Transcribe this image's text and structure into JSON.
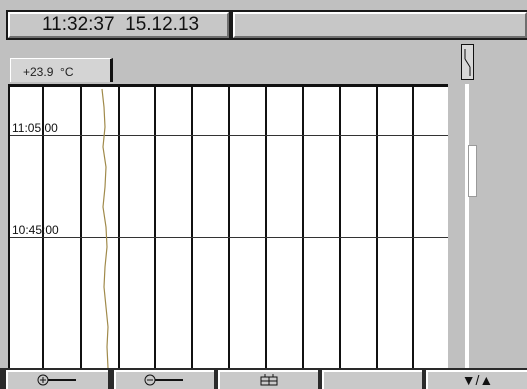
{
  "status": {
    "time": "11:32:37",
    "date": "15.12.13",
    "message": ""
  },
  "channel": {
    "value": "+23.9",
    "unit": "°C",
    "trace_color": "#a08a4a"
  },
  "chart": {
    "time_labels": [
      "11:05:00",
      "10:45:00"
    ]
  },
  "softkeys": {
    "zoom_in_icon": "zoom-in-icon",
    "zoom_out_icon": "zoom-out-icon",
    "device_icon": "connector-icon",
    "empty_label": "",
    "scroll_label": "▼/▲"
  },
  "colors": {
    "background": "#c0c0c0",
    "chart_bg": "#ffffff",
    "grid": "#111111"
  }
}
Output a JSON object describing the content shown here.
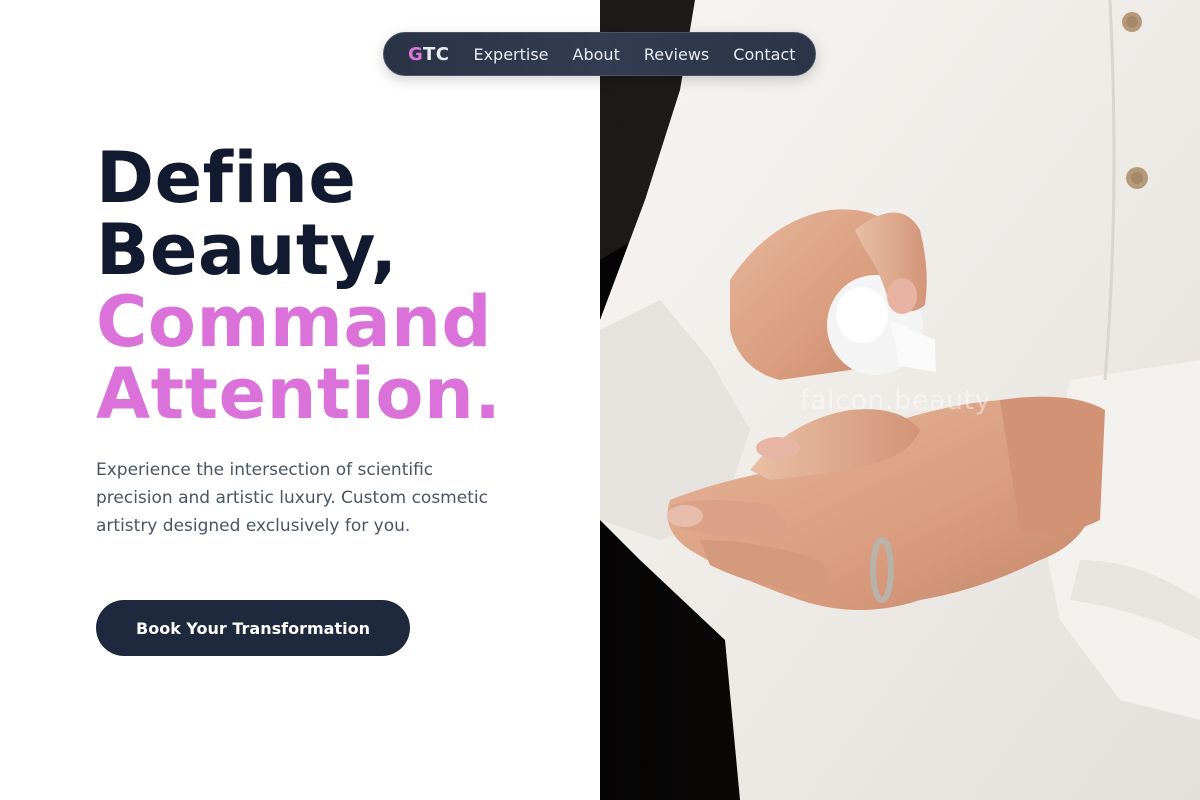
{
  "nav": {
    "logo_first": "G",
    "logo_rest": "TC",
    "links": [
      "Expertise",
      "About",
      "Reviews",
      "Contact"
    ]
  },
  "hero": {
    "headline_line1": "Define",
    "headline_line2": "Beauty,",
    "headline_line3": "Command",
    "headline_line4": "Attention.",
    "subtext": "Experience the intersection of scientific precision and artistic luxury. Custom cosmetic artistry designed exclusively for you.",
    "cta_label": "Book Your Transformation"
  },
  "photo": {
    "watermark": "falcon.beauty",
    "subject_icon": "hands-applying-lotion-photo"
  },
  "colors": {
    "accent": "#da72d9",
    "dark_text": "#111a2e",
    "nav_bg": "#2f384b",
    "button_bg": "#1e293d",
    "body_text": "#4b5465"
  }
}
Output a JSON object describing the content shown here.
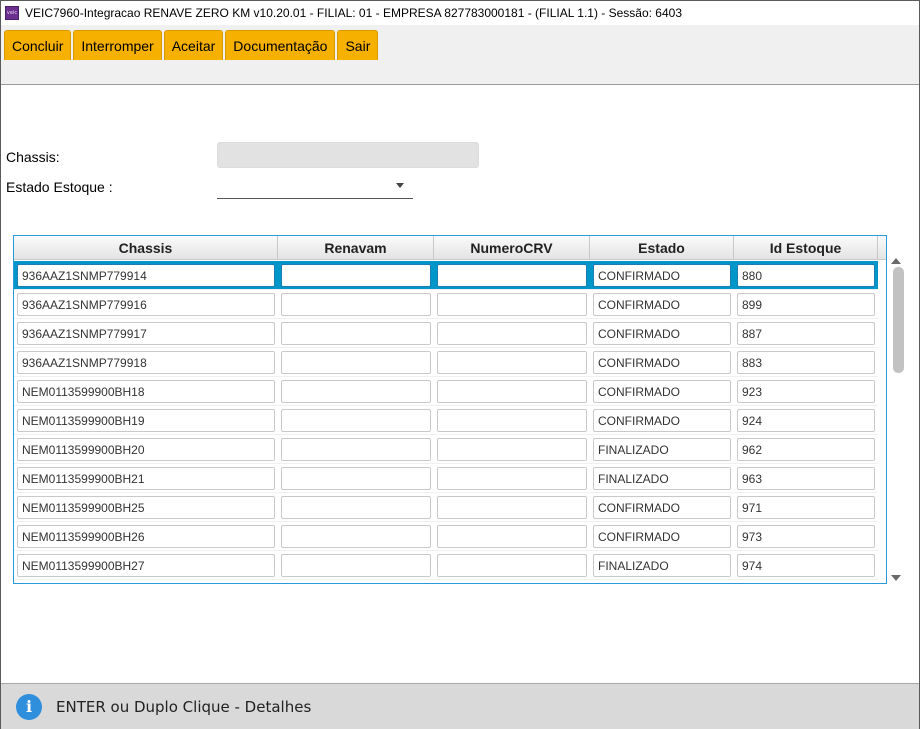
{
  "window": {
    "title": "VEIC7960-Integracao RENAVE ZERO KM v10.20.01   - FILIAL: 01 - EMPRESA 827783000181 - (FILIAL 1.1) - Sessão: 6403",
    "icon": "app-icon"
  },
  "toolbar": {
    "buttons": [
      {
        "id": "concluir",
        "label": "Concluir"
      },
      {
        "id": "interromper",
        "label": "Interromper"
      },
      {
        "id": "aceitar",
        "label": "Aceitar"
      },
      {
        "id": "documentacao",
        "label": "Documentação"
      },
      {
        "id": "sair",
        "label": "Sair"
      }
    ],
    "button_color": "#f5b000"
  },
  "form": {
    "chassis_label": "Chassis:",
    "chassis_value": "",
    "estado_label": "Estado Estoque :",
    "estado_value": ""
  },
  "grid": {
    "columns": [
      "Chassis",
      "Renavam",
      "NumeroCRV",
      "Estado",
      "Id Estoque"
    ],
    "selected_row_color": "#0096c9",
    "rows": [
      {
        "chassis": "936AAZ1SNMP779914",
        "renavam": "",
        "crv": "",
        "estado": "CONFIRMADO",
        "id": "880"
      },
      {
        "chassis": "936AAZ1SNMP779916",
        "renavam": "",
        "crv": "",
        "estado": "CONFIRMADO",
        "id": "899"
      },
      {
        "chassis": "936AAZ1SNMP779917",
        "renavam": "",
        "crv": "",
        "estado": "CONFIRMADO",
        "id": "887"
      },
      {
        "chassis": "936AAZ1SNMP779918",
        "renavam": "",
        "crv": "",
        "estado": "CONFIRMADO",
        "id": "883"
      },
      {
        "chassis": "NEM0113599900BH18",
        "renavam": "",
        "crv": "",
        "estado": "CONFIRMADO",
        "id": "923"
      },
      {
        "chassis": "NEM0113599900BH19",
        "renavam": "",
        "crv": "",
        "estado": "CONFIRMADO",
        "id": "924"
      },
      {
        "chassis": "NEM0113599900BH20",
        "renavam": "",
        "crv": "",
        "estado": "FINALIZADO",
        "id": "962"
      },
      {
        "chassis": "NEM0113599900BH21",
        "renavam": "",
        "crv": "",
        "estado": "FINALIZADO",
        "id": "963"
      },
      {
        "chassis": "NEM0113599900BH25",
        "renavam": "",
        "crv": "",
        "estado": "CONFIRMADO",
        "id": "971"
      },
      {
        "chassis": "NEM0113599900BH26",
        "renavam": "",
        "crv": "",
        "estado": "CONFIRMADO",
        "id": "973"
      },
      {
        "chassis": "NEM0113599900BH27",
        "renavam": "",
        "crv": "",
        "estado": "FINALIZADO",
        "id": "974"
      }
    ]
  },
  "status": {
    "icon": "info-icon",
    "text": "ENTER ou Duplo Clique - Detalhes"
  }
}
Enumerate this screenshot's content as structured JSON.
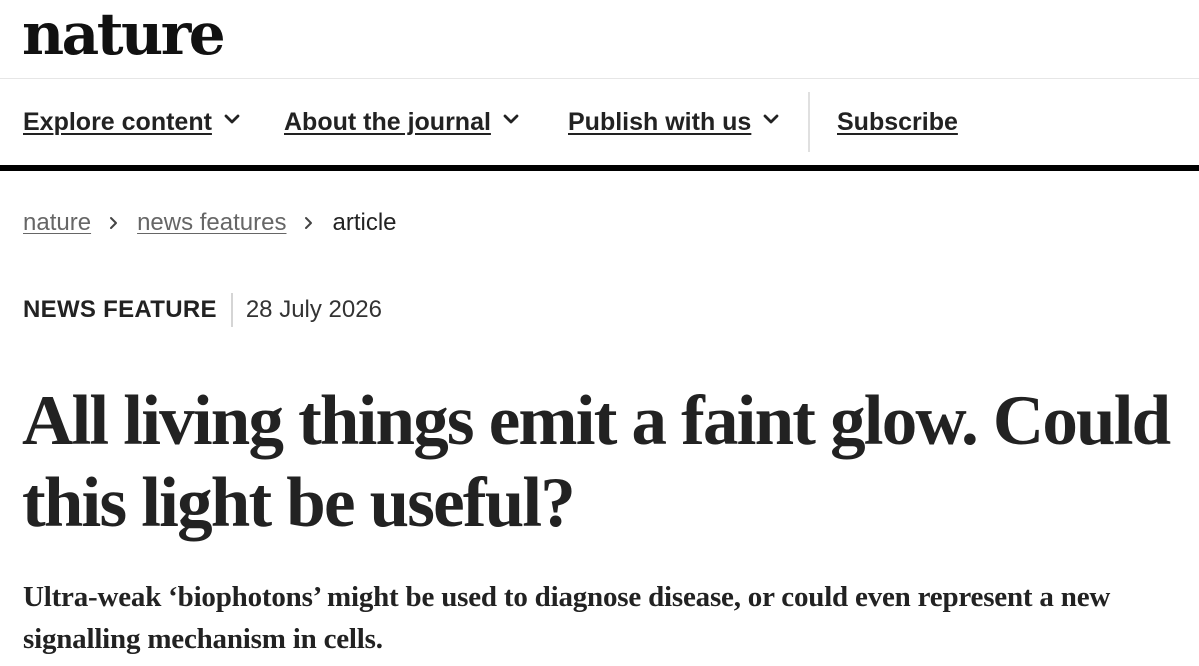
{
  "site": {
    "logo_text": "nature"
  },
  "nav": {
    "items": [
      {
        "label": "Explore content",
        "icon": "chevron-down-icon",
        "has_dropdown": true
      },
      {
        "label": "About the journal",
        "icon": "chevron-down-icon",
        "has_dropdown": true
      },
      {
        "label": "Publish with us",
        "icon": "chevron-down-icon",
        "has_dropdown": true
      },
      {
        "label": "Subscribe",
        "has_dropdown": false
      }
    ]
  },
  "breadcrumb": {
    "items": [
      "nature",
      "news features",
      "article"
    ],
    "separator_icon": "chevron-right-icon"
  },
  "article": {
    "type": "NEWS FEATURE",
    "date": "28 July 2026",
    "title": "All living things emit a faint glow. Could this light be useful?",
    "standfirst": "Ultra-weak ‘biophotons’ might be used to diagnose disease, or could even represent a new signalling mechanism in cells."
  },
  "colors": {
    "text": "#222222",
    "nav_rule": "#000000",
    "divider": "#e0e0e0",
    "muted_link": "#666666"
  }
}
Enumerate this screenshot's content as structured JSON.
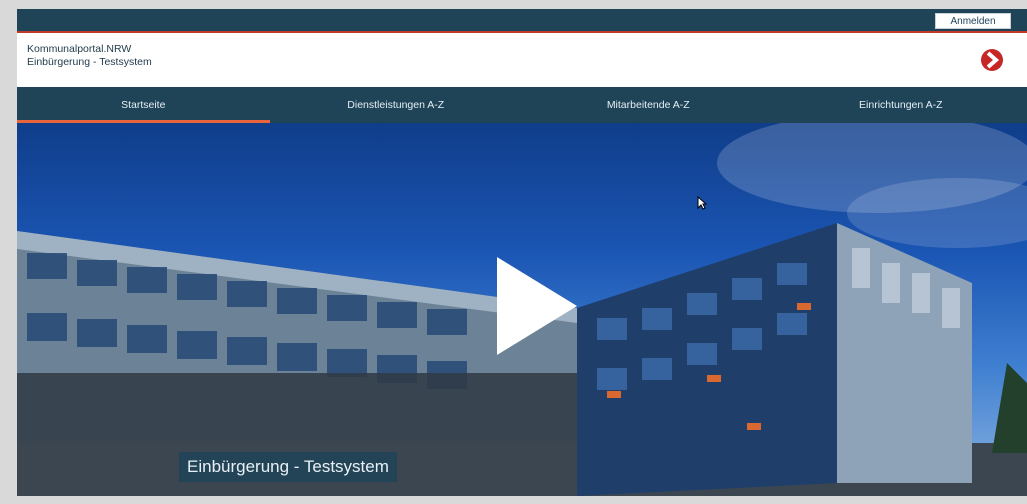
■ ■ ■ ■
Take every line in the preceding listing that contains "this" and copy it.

■ **Task result**
Transcribe this image's text and structure into JSON.
Enumerate this screenshot's content as structured JSON.
    "title": "All living things emit a faint glow. Could this light be useful?",
Enumerate this screenshot's content as structured JSON.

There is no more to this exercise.